(Reuters) - Federal agents executed search warrants against seven IHOP restaurants owned by a single franchisee in Ohio and Indiana, a spokesman for parent company DineEquity Inc said on Wednesday.
FBI, Internal Revenue Service and U.S. Immigration and Customs Enforcement agents were involved in the searches at each of the seven restaurants on Tuesday morning, Special Agent Scott Wilson of the FBI's Cleveland division told Reuters.
Six of the targeted restaurants are located in Ohio and one is in Indiana.
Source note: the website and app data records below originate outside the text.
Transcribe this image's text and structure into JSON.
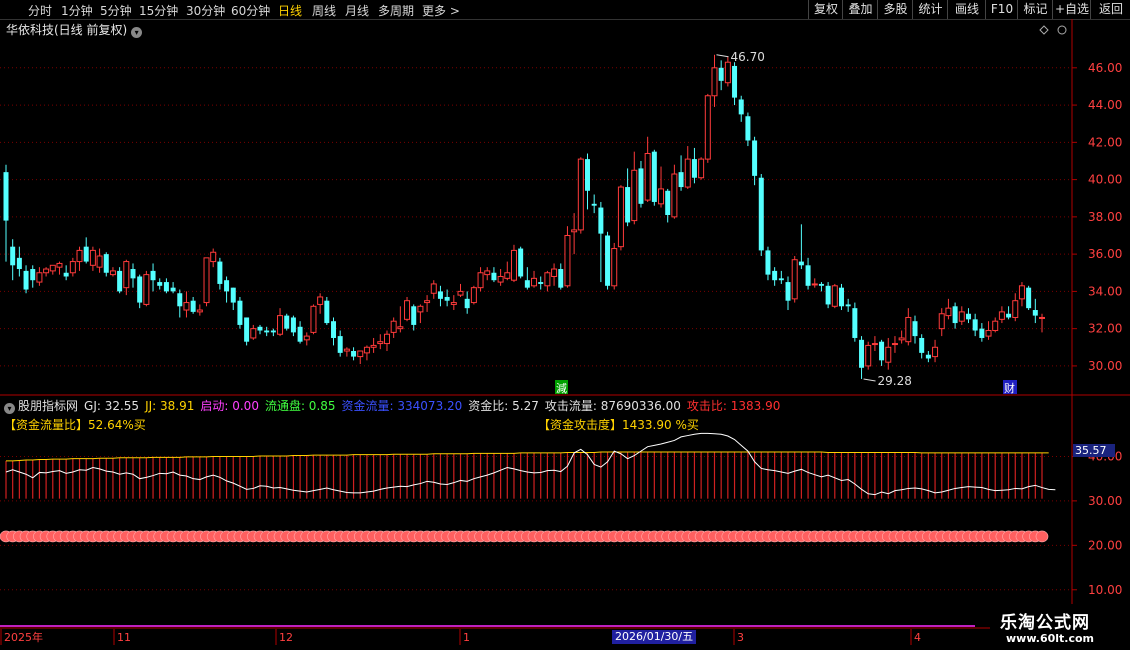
{
  "toolbar": {
    "periods": [
      "分时",
      "1分钟",
      "5分钟",
      "15分钟",
      "30分钟",
      "60分钟",
      "日线",
      "周线",
      "月线",
      "多周期",
      "更多 >"
    ],
    "active_period": "日线",
    "right_buttons": [
      "复权",
      "叠加",
      "多股",
      "统计",
      "画线",
      "F10",
      "标记",
      "+自选",
      "返回"
    ]
  },
  "chart_title": "华依科技(日线 前复权)",
  "annotations": {
    "high": "46.70",
    "low": "29.28",
    "marker_jian": "減",
    "marker_cai": "财"
  },
  "indicator": {
    "name": "股朋指标网",
    "items": [
      {
        "label": "GJ: 32.55",
        "color": "#e0e0e0"
      },
      {
        "label": "JJ: 38.91",
        "color": "#ffd200"
      },
      {
        "label": "启动: 0.00",
        "color": "#ff40ff"
      },
      {
        "label": "流通盘: 0.85",
        "color": "#40ff40"
      },
      {
        "label": "资金流量: 334073.20",
        "color": "#3a50ff"
      },
      {
        "label": "资金比: 5.27",
        "color": "#e0e0e0"
      },
      {
        "label": "攻击流量: 87690336.00",
        "color": "#e0e0e0"
      },
      {
        "label": "攻击比: 1383.90",
        "color": "#ff3030"
      }
    ],
    "label_left": "【资金流量比】52.64%买",
    "label_mid": "【资金攻击度】1433.90 %买"
  },
  "cursor_value": "35.57",
  "cursor_date": "2026/01/30/五",
  "x_labels": [
    "2025年",
    "11",
    "12",
    "1",
    "3",
    "4"
  ],
  "brand": {
    "name": "乐淘公式网",
    "url": "www.60lt.com"
  },
  "colors": {
    "up": "#ff3b3b",
    "down": "#54ffff",
    "grid": "#7a0000",
    "axis": "#b00000"
  },
  "chart_data": {
    "type": "candlestick",
    "price_axis": {
      "ticks": [
        30.0,
        32.0,
        34.0,
        36.0,
        38.0,
        40.0,
        42.0,
        44.0,
        46.0
      ],
      "range": [
        28.6,
        47.6
      ]
    },
    "indicator_axis": {
      "ticks": [
        10.0,
        20.0,
        30.0,
        40.0
      ],
      "range": [
        5,
        50
      ]
    },
    "candles": [
      [
        40.4,
        37.8,
        40.8,
        35.6
      ],
      [
        36.4,
        35.4,
        36.8,
        34.6
      ],
      [
        35.8,
        35.2,
        36.4,
        34.8
      ],
      [
        35.1,
        34.1,
        35.4,
        33.9
      ],
      [
        35.2,
        34.6,
        35.4,
        34.2
      ],
      [
        34.5,
        35.0,
        35.3,
        34.3
      ],
      [
        35.0,
        35.2,
        35.3,
        34.8
      ],
      [
        35.1,
        35.4,
        35.4,
        34.9
      ],
      [
        35.3,
        35.5,
        35.6,
        34.9
      ],
      [
        35.0,
        34.8,
        35.4,
        34.6
      ],
      [
        35.0,
        35.6,
        35.8,
        34.8
      ],
      [
        35.6,
        36.2,
        36.4,
        35.1
      ],
      [
        36.4,
        35.6,
        36.9,
        35.5
      ],
      [
        35.4,
        36.2,
        36.4,
        35.1
      ],
      [
        35.3,
        35.9,
        36.3,
        35.0
      ],
      [
        36.0,
        35.0,
        36.1,
        34.8
      ],
      [
        34.9,
        35.1,
        35.3,
        34.8
      ],
      [
        35.1,
        34.0,
        35.3,
        33.9
      ],
      [
        34.2,
        35.6,
        35.7,
        33.8
      ],
      [
        35.2,
        34.7,
        35.5,
        34.2
      ],
      [
        34.8,
        33.4,
        34.9,
        33.1
      ],
      [
        33.3,
        34.9,
        35.1,
        33.2
      ],
      [
        35.1,
        34.6,
        35.5,
        34.0
      ],
      [
        34.5,
        34.3,
        34.7,
        34.1
      ],
      [
        34.5,
        34.0,
        34.7,
        33.9
      ],
      [
        34.2,
        34.0,
        34.5,
        33.9
      ],
      [
        33.9,
        33.2,
        34.1,
        32.6
      ],
      [
        33.0,
        33.4,
        34.0,
        32.6
      ],
      [
        33.5,
        32.9,
        33.7,
        32.8
      ],
      [
        32.9,
        33.0,
        33.3,
        32.7
      ],
      [
        33.4,
        35.8,
        35.8,
        33.2
      ],
      [
        35.6,
        36.1,
        36.3,
        35.3
      ],
      [
        35.6,
        34.4,
        35.8,
        34.1
      ],
      [
        34.6,
        34.0,
        34.8,
        33.4
      ],
      [
        34.2,
        33.4,
        34.2,
        33.0
      ],
      [
        33.5,
        32.2,
        33.7,
        32.0
      ],
      [
        32.6,
        31.3,
        32.6,
        31.1
      ],
      [
        31.5,
        32.0,
        32.2,
        31.4
      ],
      [
        32.1,
        31.9,
        32.2,
        31.7
      ],
      [
        31.9,
        31.8,
        32.1,
        31.6
      ],
      [
        31.9,
        31.8,
        32.0,
        31.6
      ],
      [
        31.7,
        32.7,
        33.1,
        31.6
      ],
      [
        32.7,
        32.0,
        32.8,
        31.9
      ],
      [
        32.6,
        31.8,
        32.7,
        31.6
      ],
      [
        32.1,
        31.3,
        32.4,
        31.2
      ],
      [
        31.4,
        31.6,
        31.8,
        31.1
      ],
      [
        31.8,
        33.2,
        33.3,
        31.7
      ],
      [
        33.3,
        33.7,
        33.9,
        32.8
      ],
      [
        33.5,
        32.3,
        33.7,
        32.2
      ],
      [
        32.4,
        31.5,
        32.6,
        31.1
      ],
      [
        31.6,
        30.7,
        31.9,
        30.5
      ],
      [
        30.8,
        30.9,
        31.0,
        30.5
      ],
      [
        30.8,
        30.5,
        31.0,
        30.3
      ],
      [
        30.5,
        30.8,
        30.8,
        30.1
      ],
      [
        30.7,
        31.0,
        31.1,
        30.3
      ],
      [
        31.0,
        31.1,
        31.5,
        30.7
      ],
      [
        31.2,
        31.3,
        31.7,
        30.9
      ],
      [
        31.2,
        31.7,
        31.9,
        30.8
      ],
      [
        31.8,
        32.4,
        32.6,
        31.5
      ],
      [
        32.0,
        32.1,
        33.2,
        31.8
      ],
      [
        32.5,
        33.5,
        33.7,
        32.4
      ],
      [
        33.2,
        32.2,
        33.3,
        31.9
      ],
      [
        32.9,
        33.2,
        33.3,
        32.3
      ],
      [
        33.4,
        33.5,
        33.8,
        32.9
      ],
      [
        33.9,
        34.4,
        34.6,
        33.6
      ],
      [
        34.0,
        33.6,
        34.3,
        33.2
      ],
      [
        33.7,
        33.5,
        34.1,
        33.2
      ],
      [
        33.3,
        33.4,
        33.8,
        33.0
      ],
      [
        33.8,
        34.0,
        34.4,
        33.7
      ],
      [
        33.6,
        33.1,
        34.0,
        32.8
      ],
      [
        33.4,
        34.2,
        34.3,
        33.3
      ],
      [
        34.2,
        35.0,
        35.3,
        34.0
      ],
      [
        34.9,
        35.1,
        35.3,
        34.6
      ],
      [
        35.0,
        34.6,
        35.3,
        34.5
      ],
      [
        34.5,
        34.8,
        35.2,
        34.3
      ],
      [
        34.7,
        35.0,
        35.6,
        34.6
      ],
      [
        34.6,
        36.2,
        36.5,
        34.5
      ],
      [
        36.3,
        34.8,
        36.4,
        34.7
      ],
      [
        34.6,
        34.2,
        35.3,
        34.1
      ],
      [
        34.3,
        34.7,
        35.1,
        34.2
      ],
      [
        34.5,
        34.4,
        34.8,
        34.1
      ],
      [
        34.3,
        35.0,
        35.1,
        34.0
      ],
      [
        34.8,
        35.2,
        35.5,
        34.3
      ],
      [
        35.2,
        34.2,
        35.5,
        34.1
      ],
      [
        34.3,
        37.0,
        37.5,
        34.2
      ],
      [
        37.2,
        37.3,
        38.2,
        36.0
      ],
      [
        37.3,
        41.1,
        41.2,
        37.1
      ],
      [
        41.1,
        39.4,
        41.4,
        38.4
      ],
      [
        38.7,
        38.6,
        39.2,
        38.2
      ],
      [
        38.5,
        37.1,
        38.8,
        34.5
      ],
      [
        37.0,
        34.3,
        37.2,
        34.1
      ],
      [
        34.3,
        36.3,
        36.6,
        34.1
      ],
      [
        36.4,
        39.6,
        39.7,
        36.2
      ],
      [
        39.6,
        37.7,
        40.6,
        37.5
      ],
      [
        37.8,
        40.5,
        41.5,
        37.6
      ],
      [
        40.6,
        38.7,
        41.0,
        38.5
      ],
      [
        38.9,
        41.4,
        42.3,
        38.8
      ],
      [
        41.5,
        38.8,
        41.6,
        38.6
      ],
      [
        38.7,
        39.5,
        40.7,
        38.5
      ],
      [
        39.4,
        38.1,
        39.5,
        37.7
      ],
      [
        38.0,
        40.3,
        40.8,
        37.9
      ],
      [
        40.4,
        39.6,
        41.3,
        39.4
      ],
      [
        39.6,
        41.1,
        41.8,
        39.5
      ],
      [
        41.1,
        40.1,
        41.7,
        39.8
      ],
      [
        40.1,
        41.1,
        41.2,
        40.0
      ],
      [
        41.1,
        44.5,
        44.6,
        40.9
      ],
      [
        44.5,
        46.0,
        46.7,
        43.9
      ],
      [
        46.0,
        45.3,
        46.4,
        44.8
      ],
      [
        45.2,
        46.3,
        46.6,
        45.0
      ],
      [
        46.1,
        44.4,
        46.3,
        44.0
      ],
      [
        44.3,
        43.5,
        44.5,
        43.1
      ],
      [
        43.4,
        42.1,
        43.6,
        41.8
      ],
      [
        42.1,
        40.2,
        42.3,
        39.7
      ],
      [
        40.1,
        36.2,
        40.3,
        35.9
      ],
      [
        36.2,
        34.9,
        36.4,
        34.6
      ],
      [
        35.1,
        34.6,
        35.3,
        34.3
      ],
      [
        34.7,
        34.6,
        35.1,
        34.4
      ],
      [
        34.5,
        33.5,
        34.8,
        33.0
      ],
      [
        33.6,
        35.7,
        35.9,
        33.4
      ],
      [
        35.6,
        35.4,
        37.6,
        35.2
      ],
      [
        35.4,
        34.3,
        35.8,
        34.1
      ],
      [
        34.4,
        34.4,
        34.7,
        34.2
      ],
      [
        34.4,
        34.3,
        34.5,
        34.0
      ],
      [
        34.3,
        33.3,
        34.5,
        33.1
      ],
      [
        33.2,
        34.3,
        34.4,
        33.1
      ],
      [
        34.2,
        33.2,
        34.4,
        33.0
      ],
      [
        33.3,
        33.2,
        33.6,
        32.9
      ],
      [
        33.1,
        31.5,
        33.4,
        31.3
      ],
      [
        31.4,
        29.9,
        31.6,
        29.3
      ],
      [
        30.0,
        31.1,
        31.3,
        29.8
      ],
      [
        31.2,
        31.2,
        31.6,
        30.8
      ],
      [
        31.3,
        30.3,
        31.4,
        30.0
      ],
      [
        30.2,
        31.0,
        31.5,
        29.8
      ],
      [
        31.2,
        31.2,
        31.6,
        30.7
      ],
      [
        31.4,
        31.5,
        31.9,
        31.2
      ],
      [
        31.3,
        32.6,
        33.1,
        31.1
      ],
      [
        32.4,
        31.6,
        32.7,
        31.2
      ],
      [
        31.5,
        30.7,
        31.7,
        30.4
      ],
      [
        30.6,
        30.4,
        30.8,
        30.2
      ],
      [
        30.5,
        31.0,
        31.4,
        30.2
      ],
      [
        32.0,
        32.8,
        33.1,
        31.6
      ],
      [
        32.7,
        33.1,
        33.6,
        32.5
      ],
      [
        33.2,
        32.3,
        33.4,
        32.0
      ],
      [
        32.4,
        32.9,
        33.2,
        32.2
      ],
      [
        32.8,
        32.5,
        33.1,
        32.3
      ],
      [
        32.5,
        31.9,
        32.8,
        31.6
      ],
      [
        32.0,
        31.5,
        32.3,
        31.3
      ],
      [
        31.6,
        31.9,
        32.4,
        31.4
      ],
      [
        31.9,
        32.4,
        32.6,
        31.8
      ],
      [
        32.5,
        32.9,
        33.2,
        32.3
      ],
      [
        32.8,
        32.6,
        33.2,
        32.5
      ],
      [
        32.6,
        33.5,
        33.9,
        32.4
      ],
      [
        33.6,
        34.3,
        34.5,
        33.2
      ],
      [
        34.2,
        33.1,
        34.3,
        33.0
      ],
      [
        33.0,
        32.7,
        33.6,
        32.3
      ],
      [
        32.6,
        32.6,
        32.8,
        31.8
      ]
    ],
    "jj_line": [
      39.0,
      39.0,
      39.1,
      39.2,
      39.2,
      39.3,
      39.3,
      39.4,
      39.4,
      39.4,
      39.5,
      39.5,
      39.5,
      39.5,
      39.6,
      39.6,
      39.6,
      39.7,
      39.7,
      39.7,
      39.7,
      39.7,
      39.8,
      39.8,
      39.8,
      39.8,
      39.8,
      39.9,
      39.9,
      39.9,
      39.9,
      40.0,
      40.0,
      40.0,
      40.0,
      40.0,
      40.0,
      40.0,
      40.1,
      40.1,
      40.1,
      40.1,
      40.1,
      40.2,
      40.2,
      40.2,
      40.3,
      40.3,
      40.3,
      40.3,
      40.3,
      40.3,
      40.4,
      40.4,
      40.4,
      40.4,
      40.4,
      40.4,
      40.5,
      40.5,
      40.5,
      40.5,
      40.5,
      40.5,
      40.6,
      40.6,
      40.6,
      40.6,
      40.6,
      40.6,
      40.7,
      40.7,
      40.7,
      40.7,
      40.7,
      40.7,
      40.7,
      40.8,
      40.8,
      40.8,
      40.8,
      40.8,
      40.8,
      40.8,
      40.9,
      40.9,
      40.9,
      40.9,
      40.9,
      41.0,
      41.0,
      41.0,
      41.0,
      41.0,
      41.0,
      41.0,
      41.0,
      41.0,
      41.0,
      41.0,
      41.0,
      41.0,
      41.0,
      41.0,
      41.0,
      41.0,
      41.0,
      41.0,
      41.0,
      41.0,
      41.0,
      41.0,
      41.0,
      41.0,
      41.0,
      41.0,
      41.0,
      41.0,
      41.0,
      41.0,
      41.0,
      41.0,
      41.0,
      40.9,
      40.9,
      40.9,
      40.9,
      40.9,
      40.9,
      40.9,
      40.9,
      40.9,
      40.9,
      40.9,
      40.9,
      40.9,
      40.9,
      40.8,
      40.8,
      40.8,
      40.8,
      40.8,
      40.8,
      40.8,
      40.8,
      40.8,
      40.8,
      40.8,
      40.8,
      40.8,
      40.8,
      40.8,
      40.8,
      40.8,
      40.8,
      40.8,
      40.8
    ],
    "gj_line": [
      36.5,
      37.0,
      36.5,
      36.0,
      35.2,
      36.4,
      36.3,
      36.6,
      36.8,
      36.2,
      36.5,
      37.0,
      36.9,
      37.5,
      37.2,
      36.7,
      36.5,
      36.0,
      36.3,
      36.0,
      35.0,
      35.3,
      35.7,
      36.2,
      36.1,
      36.5,
      35.8,
      35.6,
      35.0,
      34.8,
      35.4,
      35.8,
      35.3,
      34.5,
      34.0,
      33.3,
      32.6,
      32.8,
      33.4,
      33.3,
      32.9,
      33.0,
      32.7,
      32.4,
      32.2,
      32.0,
      32.3,
      32.6,
      32.9,
      32.5,
      32.2,
      31.9,
      31.8,
      31.8,
      32.0,
      32.2,
      32.6,
      32.9,
      33.1,
      33.3,
      33.2,
      33.6,
      33.9,
      34.4,
      34.2,
      33.8,
      33.7,
      34.1,
      34.6,
      34.4,
      35.0,
      35.4,
      35.8,
      36.3,
      36.9,
      37.5,
      37.2,
      36.8,
      36.5,
      36.3,
      36.4,
      36.8,
      36.9,
      36.6,
      37.8,
      40.8,
      41.6,
      40.4,
      38.2,
      37.6,
      38.8,
      41.2,
      40.6,
      39.5,
      40.2,
      41.2,
      42.2,
      42.5,
      42.8,
      43.2,
      43.6,
      44.4,
      44.7,
      45.0,
      45.2,
      45.2,
      45.1,
      45.0,
      44.6,
      43.8,
      42.5,
      41.2,
      38.8,
      37.3,
      37.0,
      36.8,
      36.5,
      36.2,
      36.7,
      37.1,
      36.4,
      35.9,
      35.4,
      35.8,
      35.2,
      34.6,
      34.8,
      33.8,
      32.6,
      31.6,
      31.4,
      32.0,
      31.6,
      32.3,
      32.5,
      32.8,
      32.9,
      32.7,
      32.3,
      31.8,
      32.0,
      32.4,
      32.8,
      33.0,
      33.2,
      33.1,
      33.0,
      32.6,
      32.3,
      32.4,
      32.5,
      32.8,
      32.7,
      33.2,
      33.5,
      33.0,
      32.6,
      32.5
    ],
    "bar_value": 30.5,
    "ball_row_value": 22.0
  }
}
The restaurants have been cleared to reopen.
Local television station WTOL reported that a "well-placed source" with the Toledo Police Department said the investigation involved allegations of money laundering and potentially undocumented workers.
Wilson, of the FBI, said he could not reveal the reason for the investigation because the warrants are under seal.
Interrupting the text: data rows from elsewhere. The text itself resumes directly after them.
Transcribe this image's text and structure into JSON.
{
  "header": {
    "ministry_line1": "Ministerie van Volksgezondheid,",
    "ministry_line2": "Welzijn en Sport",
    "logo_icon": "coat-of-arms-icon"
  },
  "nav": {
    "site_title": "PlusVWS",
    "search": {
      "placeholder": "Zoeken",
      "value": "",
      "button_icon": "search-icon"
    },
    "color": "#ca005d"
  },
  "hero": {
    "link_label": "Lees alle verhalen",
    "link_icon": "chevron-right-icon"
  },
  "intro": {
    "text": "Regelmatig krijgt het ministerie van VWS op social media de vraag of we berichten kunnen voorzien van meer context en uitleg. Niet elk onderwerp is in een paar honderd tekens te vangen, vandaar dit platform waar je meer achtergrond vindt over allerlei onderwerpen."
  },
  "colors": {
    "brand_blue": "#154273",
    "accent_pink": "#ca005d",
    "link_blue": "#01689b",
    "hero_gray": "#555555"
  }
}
Agents also searched two residences and one storage unit, said Wilson, who said he could not disclose who owns or leases those properties.
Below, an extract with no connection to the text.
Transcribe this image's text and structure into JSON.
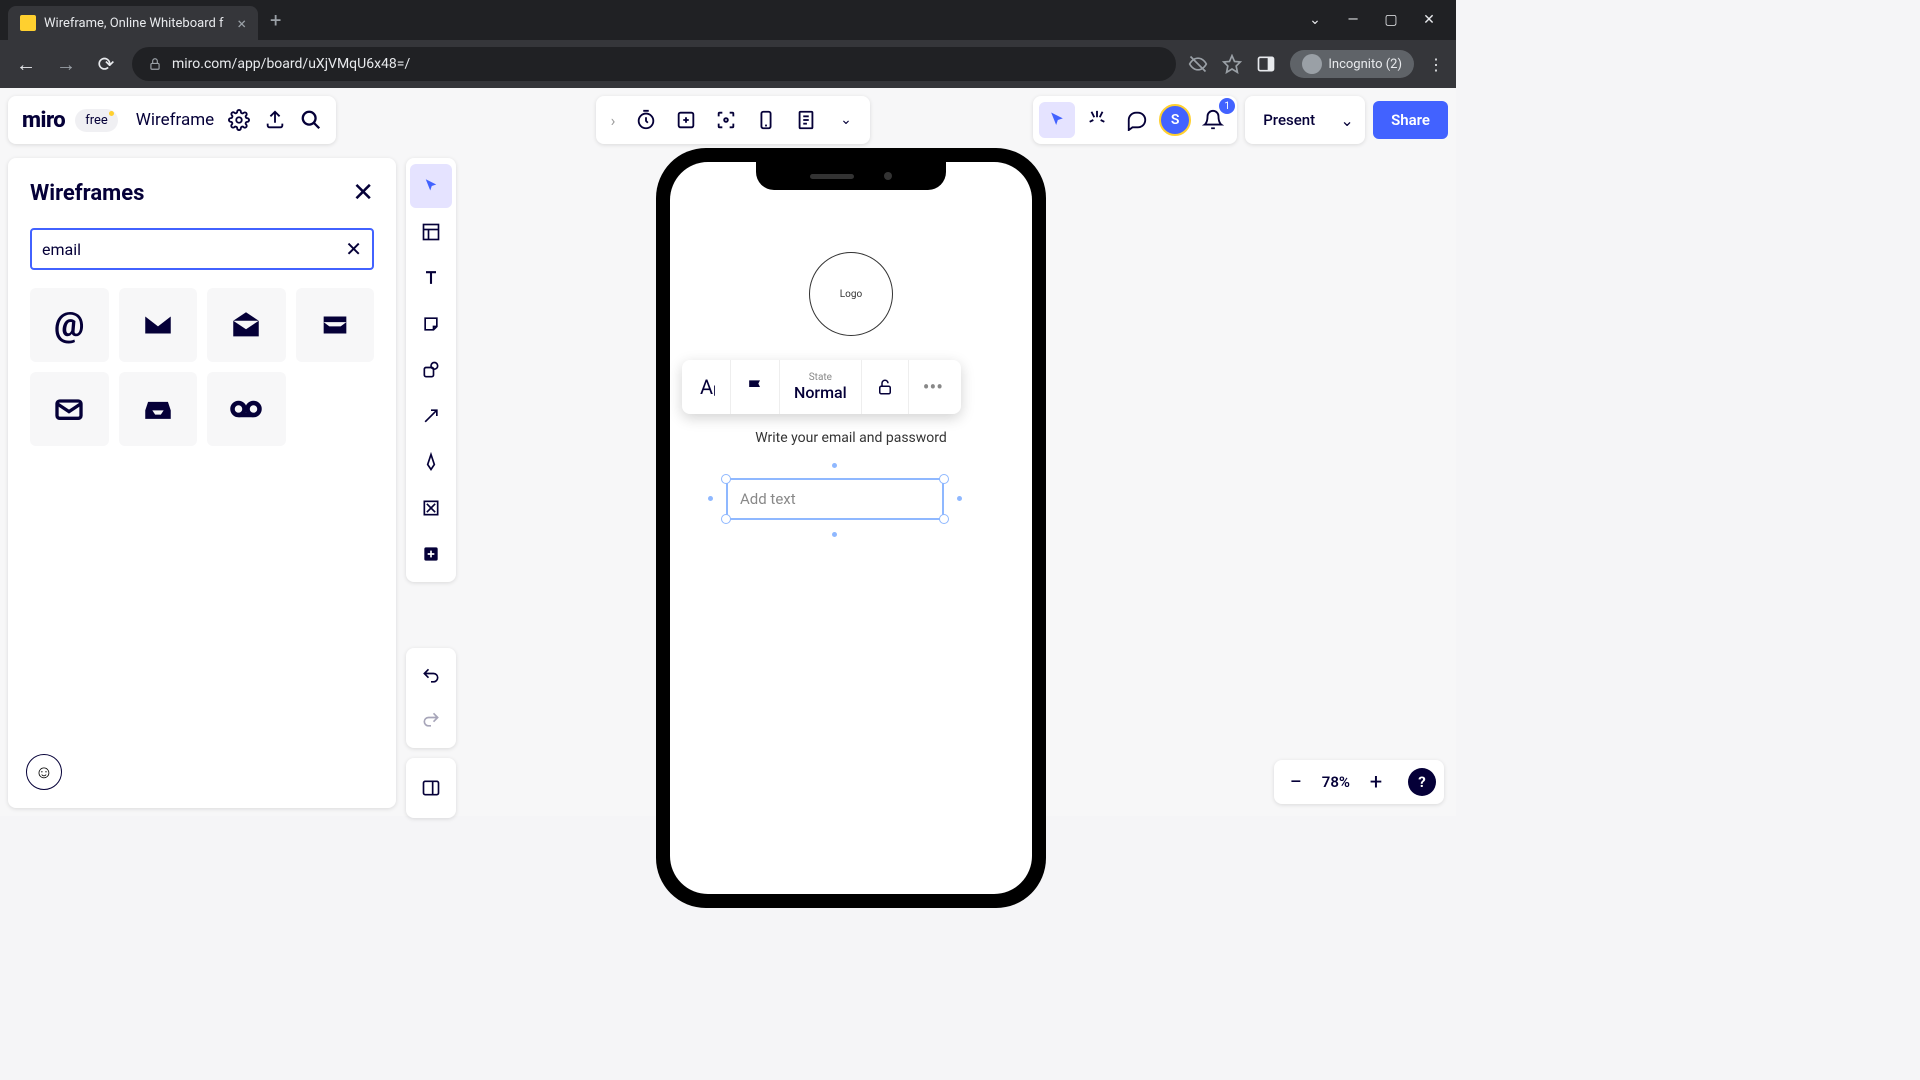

"It's an ongoing criminal investigation," said Immigration and Customs spokesman Khaalid Walls, who also declined to give additional details.
DineEquity spokesman Patrick Lenow said both the company and the franchisee, Tarek Elkafrawi, were cooperating with authorities.
Lenow said Elkafrawi and his attorney were "not offering interviews and do not have any insight into the reasons for the investigation".
Reuters was not immediately able to contact Elkafrawi or his attorney for comment.
"It is our desire to gain details on the reason for the investigation," said Lenow, who added that the company has been told that the investigation is not linked to terrorism.
U.S. immigration agents have been targeting employers rather than workers since 2009. Chipotle Mexican Grill Inc, the highest-profile target of that crackdown, is the subject of a criminal probe into its hiring practices.
Franchisees of restaurants such as McDonald's Corp, Subway and Chuy's also have been targeted.
Stricter immigration enforcement -- along with tighter post-September 11 national security -- is making it harder for undocumented workers to use their real names and fake or stolen Social Security numbers to get jobs.
In March, eight Pei Wei restaurants in Arizona were temporarily closed following an employment-related identity theft investigation conducted by local authorities.
Those authorities said they arrested more than two dozen undocumented Pei Wei workers suspected of using fake identification to gain employment.
Shares of DineEquity were down 2 percent at $39.60 in afternoon trading.
(Reporting by Lisa Baertlein; Editing by Lisa Von Ahn and Gerald E. McCormick)